=== Section Start ===
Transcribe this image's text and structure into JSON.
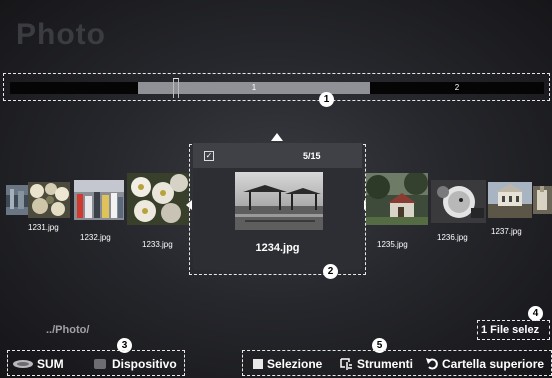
{
  "header": {
    "title": "Photo"
  },
  "timeline": {
    "segments": [
      "1",
      "2"
    ]
  },
  "callouts": [
    "1",
    "2",
    "3",
    "4",
    "5"
  ],
  "thumbnails": [
    {
      "name": "1231.jpg"
    },
    {
      "name": "1232.jpg"
    },
    {
      "name": "1233.jpg"
    },
    {
      "name": "1235.jpg"
    },
    {
      "name": "1236.jpg"
    },
    {
      "name": "1237.jpg"
    }
  ],
  "focused": {
    "check_mark": "✓",
    "counter": "5/15",
    "name": "1234.jpg"
  },
  "status": {
    "path": "../Photo/",
    "selected": "1 File selez"
  },
  "bottom": {
    "sum_label": "SUM",
    "device_label": "Dispositivo",
    "selection_label": "Selezione",
    "tools_label": "Strumenti",
    "parent_label": "Cartella superiore"
  }
}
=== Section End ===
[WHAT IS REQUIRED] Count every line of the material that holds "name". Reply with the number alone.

[WRITTEN RESPONSE] 7